Required action: Your response must be the entire set of entries, reproduced word for word.

[Stored items from a collection]
Segment Open
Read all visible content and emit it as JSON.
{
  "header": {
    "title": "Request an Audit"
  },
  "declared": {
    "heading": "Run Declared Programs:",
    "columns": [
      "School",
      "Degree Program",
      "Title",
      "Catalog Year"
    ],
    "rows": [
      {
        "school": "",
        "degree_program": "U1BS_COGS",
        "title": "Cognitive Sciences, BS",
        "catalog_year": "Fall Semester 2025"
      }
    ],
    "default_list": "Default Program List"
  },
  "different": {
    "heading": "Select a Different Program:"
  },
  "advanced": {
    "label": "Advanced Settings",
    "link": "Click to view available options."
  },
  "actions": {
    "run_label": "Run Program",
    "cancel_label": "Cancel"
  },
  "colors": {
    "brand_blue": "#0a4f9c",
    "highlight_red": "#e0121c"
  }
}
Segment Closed
Answer box:
Read all visible content and emit it as JSON.
{
  "header": {
    "title": "Request an Audit"
  },
  "declared": {
    "heading": "Run Declared Programs:",
    "columns": [
      "School",
      "Degree Program",
      "Title",
      "Catalog Year"
    ],
    "rows": [
      {
        "school": "",
        "degree_program": "U1BS_COGS",
        "title": "Cognitive Sciences, BS",
        "catalog_year": "Fall Semester 2025"
      }
    ],
    "default_list": "Default Program List"
  },
  "different": {
    "heading": "Select a Different Program:"
  },
  "advanced": {
    "label": "Advanced Settings",
    "link": "Click to view available options."
  },
  "actions": {
    "run_label": "Run Program",
    "cancel_label": "Cancel"
  },
  "colors": {
    "brand_blue": "#0a4f9c",
    "highlight_red": "#e0121c"
  }
}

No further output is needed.